In 2003, Nigeria adopted the Family Life and HIV Education (FLHE) sexuality education curriculum. Our analysis interrogates variation in sub-national implementation. We conducted 52 interviews with persons knowledgeable about the curriculum in three states—Kano, Lagos, and Niger—and reviewed publications on FLHE. In Kano, the socio-cultural context impeded implementation, but the persistence of innovative local champions resulted in some success. In Lagos, the cosmopolitan context, effective champions, funding by international donors, and a receptive government bureaucracy led to successful implementation. In Niger, despite a relatively conservative socio-cultural context, state bureaucratic bottlenecks overwhelmed proponents’ efforts. In summary, the interaction of socio-cultural context, domestic champions, adaptive capacity of state bureaucracies, and international funders explains variable implementation of FLHE. The Nigerian experience highlights the need for sexuality education proponents to anticipate and prepare for local opposition and bureaucratic barriers.

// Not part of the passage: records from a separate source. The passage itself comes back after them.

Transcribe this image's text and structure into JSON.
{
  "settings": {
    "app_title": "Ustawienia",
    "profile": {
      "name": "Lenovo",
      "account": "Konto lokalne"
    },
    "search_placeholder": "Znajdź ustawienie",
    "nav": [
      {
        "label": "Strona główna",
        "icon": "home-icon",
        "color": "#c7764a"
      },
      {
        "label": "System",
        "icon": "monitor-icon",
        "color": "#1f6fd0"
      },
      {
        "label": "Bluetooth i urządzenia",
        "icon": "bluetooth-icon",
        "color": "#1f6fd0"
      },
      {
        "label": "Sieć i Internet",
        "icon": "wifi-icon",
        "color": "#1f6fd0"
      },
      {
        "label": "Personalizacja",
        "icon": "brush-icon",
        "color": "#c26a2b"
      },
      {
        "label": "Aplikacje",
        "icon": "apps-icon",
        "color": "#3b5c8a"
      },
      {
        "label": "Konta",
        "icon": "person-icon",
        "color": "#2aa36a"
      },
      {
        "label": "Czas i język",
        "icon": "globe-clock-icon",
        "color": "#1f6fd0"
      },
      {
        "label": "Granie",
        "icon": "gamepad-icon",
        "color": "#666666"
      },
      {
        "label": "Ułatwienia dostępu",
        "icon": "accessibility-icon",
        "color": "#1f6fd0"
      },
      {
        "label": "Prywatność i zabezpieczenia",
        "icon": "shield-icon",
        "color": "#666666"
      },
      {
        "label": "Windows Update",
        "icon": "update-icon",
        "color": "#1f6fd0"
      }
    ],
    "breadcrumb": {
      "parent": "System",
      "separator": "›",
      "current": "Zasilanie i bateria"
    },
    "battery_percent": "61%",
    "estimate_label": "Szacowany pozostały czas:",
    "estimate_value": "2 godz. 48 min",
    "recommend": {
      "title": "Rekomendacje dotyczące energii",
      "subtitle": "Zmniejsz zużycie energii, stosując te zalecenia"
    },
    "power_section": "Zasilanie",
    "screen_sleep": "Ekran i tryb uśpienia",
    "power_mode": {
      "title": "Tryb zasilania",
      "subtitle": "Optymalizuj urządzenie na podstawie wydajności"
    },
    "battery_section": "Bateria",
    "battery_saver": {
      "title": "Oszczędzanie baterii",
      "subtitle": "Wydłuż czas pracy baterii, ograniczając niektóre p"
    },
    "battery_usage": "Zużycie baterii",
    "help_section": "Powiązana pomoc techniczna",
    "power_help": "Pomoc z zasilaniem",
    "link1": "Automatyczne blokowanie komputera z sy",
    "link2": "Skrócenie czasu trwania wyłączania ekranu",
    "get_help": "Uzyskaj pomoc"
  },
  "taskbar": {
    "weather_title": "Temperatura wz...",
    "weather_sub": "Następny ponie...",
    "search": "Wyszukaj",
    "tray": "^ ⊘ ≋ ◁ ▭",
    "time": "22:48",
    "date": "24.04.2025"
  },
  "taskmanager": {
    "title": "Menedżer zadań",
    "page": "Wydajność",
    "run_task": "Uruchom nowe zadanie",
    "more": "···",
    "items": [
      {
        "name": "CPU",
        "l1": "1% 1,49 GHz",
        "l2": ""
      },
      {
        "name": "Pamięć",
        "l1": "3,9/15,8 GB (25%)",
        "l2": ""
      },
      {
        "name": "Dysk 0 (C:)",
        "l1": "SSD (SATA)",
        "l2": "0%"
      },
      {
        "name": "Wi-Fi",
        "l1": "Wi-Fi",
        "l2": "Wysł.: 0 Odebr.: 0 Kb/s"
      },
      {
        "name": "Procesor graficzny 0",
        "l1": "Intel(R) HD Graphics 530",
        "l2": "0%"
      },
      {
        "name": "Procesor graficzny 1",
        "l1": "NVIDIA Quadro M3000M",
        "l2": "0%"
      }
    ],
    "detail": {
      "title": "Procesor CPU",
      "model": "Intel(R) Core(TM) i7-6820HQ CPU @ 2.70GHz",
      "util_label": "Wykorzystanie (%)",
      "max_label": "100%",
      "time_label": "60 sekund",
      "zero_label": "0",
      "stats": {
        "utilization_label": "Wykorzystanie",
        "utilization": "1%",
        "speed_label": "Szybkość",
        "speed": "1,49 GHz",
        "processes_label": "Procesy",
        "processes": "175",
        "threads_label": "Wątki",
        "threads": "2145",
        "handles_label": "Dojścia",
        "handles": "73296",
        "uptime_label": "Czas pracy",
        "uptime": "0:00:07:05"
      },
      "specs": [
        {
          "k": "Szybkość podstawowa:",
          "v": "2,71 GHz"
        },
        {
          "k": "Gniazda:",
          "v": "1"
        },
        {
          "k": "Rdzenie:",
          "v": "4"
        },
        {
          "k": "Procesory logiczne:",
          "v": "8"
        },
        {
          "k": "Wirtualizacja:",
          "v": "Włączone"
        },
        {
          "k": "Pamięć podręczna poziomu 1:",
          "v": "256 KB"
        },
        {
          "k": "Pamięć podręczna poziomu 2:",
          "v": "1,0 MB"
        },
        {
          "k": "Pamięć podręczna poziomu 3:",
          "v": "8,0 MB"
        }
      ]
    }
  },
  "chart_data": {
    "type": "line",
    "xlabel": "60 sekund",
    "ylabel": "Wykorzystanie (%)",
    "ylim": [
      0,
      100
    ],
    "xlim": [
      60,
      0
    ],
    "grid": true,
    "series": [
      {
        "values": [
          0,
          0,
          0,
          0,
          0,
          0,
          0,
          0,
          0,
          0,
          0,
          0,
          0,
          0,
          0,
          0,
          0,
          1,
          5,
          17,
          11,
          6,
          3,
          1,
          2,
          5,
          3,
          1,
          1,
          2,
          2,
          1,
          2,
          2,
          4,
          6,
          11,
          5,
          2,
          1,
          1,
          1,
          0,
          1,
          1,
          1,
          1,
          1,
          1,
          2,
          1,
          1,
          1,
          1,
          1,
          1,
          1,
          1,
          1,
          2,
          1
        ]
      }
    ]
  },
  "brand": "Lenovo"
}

Published in a peer-reviewed journal of the Population Council. Michael O. N. Kunnuji is Senior Lecturer, Department of Sociology, University of Lagos, Nigeria. Rachel Sullivan Robinson is Associate Professor, School of International Service, American University, Washington, DC. Yusra Ribhi Shawar is Postdoctoral Fellow, School of Social Policy and Practice, University of Pennsylvania, Philadelphia. Jeremy Shiffman is Professor, School of Public Affairs, American University, Washington, DC.